Ooops, Wrong Town!
A recent guest column in a local paper decries the dangers of Cary’s alleged processes of dealing with sewage, and the also subsequent labeling of the “solids” (must I explain what that is?) as “fertilizer”.
Mr. Brown says, “Betty Cross’s March 16 guest column ‘Is Sewage Sludge Safe on Crops?’ inaccurately portrays Cary’s wastewater treatment program.”
“The ‘new dewatering device’ discussed in the February 2 article ‘Waste Not, Want Not’ is actually located in Fuquay Varina, not Cary.

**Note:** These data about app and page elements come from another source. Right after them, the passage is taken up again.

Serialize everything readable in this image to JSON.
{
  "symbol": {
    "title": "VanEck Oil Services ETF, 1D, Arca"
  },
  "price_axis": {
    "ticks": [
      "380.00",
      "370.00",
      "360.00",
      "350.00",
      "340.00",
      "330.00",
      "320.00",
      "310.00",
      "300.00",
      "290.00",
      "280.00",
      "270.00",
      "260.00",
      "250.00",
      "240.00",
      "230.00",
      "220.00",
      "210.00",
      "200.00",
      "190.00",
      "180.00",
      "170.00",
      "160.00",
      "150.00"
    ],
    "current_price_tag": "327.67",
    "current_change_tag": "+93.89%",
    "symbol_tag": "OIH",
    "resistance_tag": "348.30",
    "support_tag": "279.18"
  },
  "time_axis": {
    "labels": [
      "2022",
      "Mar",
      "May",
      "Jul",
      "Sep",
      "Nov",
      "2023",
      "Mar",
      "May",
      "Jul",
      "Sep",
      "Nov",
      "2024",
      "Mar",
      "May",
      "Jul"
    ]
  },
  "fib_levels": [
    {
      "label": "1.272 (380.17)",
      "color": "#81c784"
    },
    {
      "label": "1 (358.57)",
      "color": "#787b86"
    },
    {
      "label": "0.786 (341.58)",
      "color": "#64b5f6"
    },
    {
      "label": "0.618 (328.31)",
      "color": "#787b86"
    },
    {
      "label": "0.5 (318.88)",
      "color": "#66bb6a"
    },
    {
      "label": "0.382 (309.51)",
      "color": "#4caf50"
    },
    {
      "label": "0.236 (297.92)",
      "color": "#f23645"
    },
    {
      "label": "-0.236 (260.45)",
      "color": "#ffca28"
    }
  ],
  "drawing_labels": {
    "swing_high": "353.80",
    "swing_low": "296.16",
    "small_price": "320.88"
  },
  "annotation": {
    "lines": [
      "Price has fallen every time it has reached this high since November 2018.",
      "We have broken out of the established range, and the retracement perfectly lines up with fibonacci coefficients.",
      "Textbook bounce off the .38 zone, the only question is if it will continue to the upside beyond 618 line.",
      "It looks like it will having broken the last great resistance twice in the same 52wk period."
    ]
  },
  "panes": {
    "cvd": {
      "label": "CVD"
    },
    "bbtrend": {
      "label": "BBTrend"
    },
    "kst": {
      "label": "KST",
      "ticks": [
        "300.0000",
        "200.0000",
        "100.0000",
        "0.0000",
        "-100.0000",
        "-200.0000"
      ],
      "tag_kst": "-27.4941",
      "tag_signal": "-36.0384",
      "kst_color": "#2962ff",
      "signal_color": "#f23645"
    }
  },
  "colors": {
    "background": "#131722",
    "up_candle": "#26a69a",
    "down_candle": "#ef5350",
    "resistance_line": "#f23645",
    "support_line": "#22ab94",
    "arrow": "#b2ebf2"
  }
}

Cary’s sludge treatment process differs from Fuquay Varina’s. Cary uses a high-temperature thermal dryer (not incineration) that also destroys pathogens and inorganic compounds.”
Ms. Cross is co-chair of the Sewage Sludge Action Network in Hillsborough, NC. Protecting a healthy environment is a noble cause and benefits everyone. That’s why Cary is doing its part.
Cary’s Class A Fertilizer Pellets
Turns out that Cary hasn’t allowed the use of the resulting liquid sludge on farmland for 6 years. Cary’s drying/pelletizing process has been tested by the EPA and has received a “Class A – Exceptional” rating by the Environmental Protection Agency. The pellets, he claims, are safe for crop fertilizer and are monitored for metals and toxicity.
“Since Cary’s biosolids dryer was placed in service in 2005 we have been producing high quality pellets with rich fertilizer value that have proven to be a valuable market commodity,” Mr. Brown says.
“Cary’s wastewater management programs are just one example of our commitment to providing a high quality of life in the region by protecting public health and the environment.”
There ya have it. The straight poop.
Photo by Hal Goodtree, courtesy of Johnson County Nursery Marketing Association.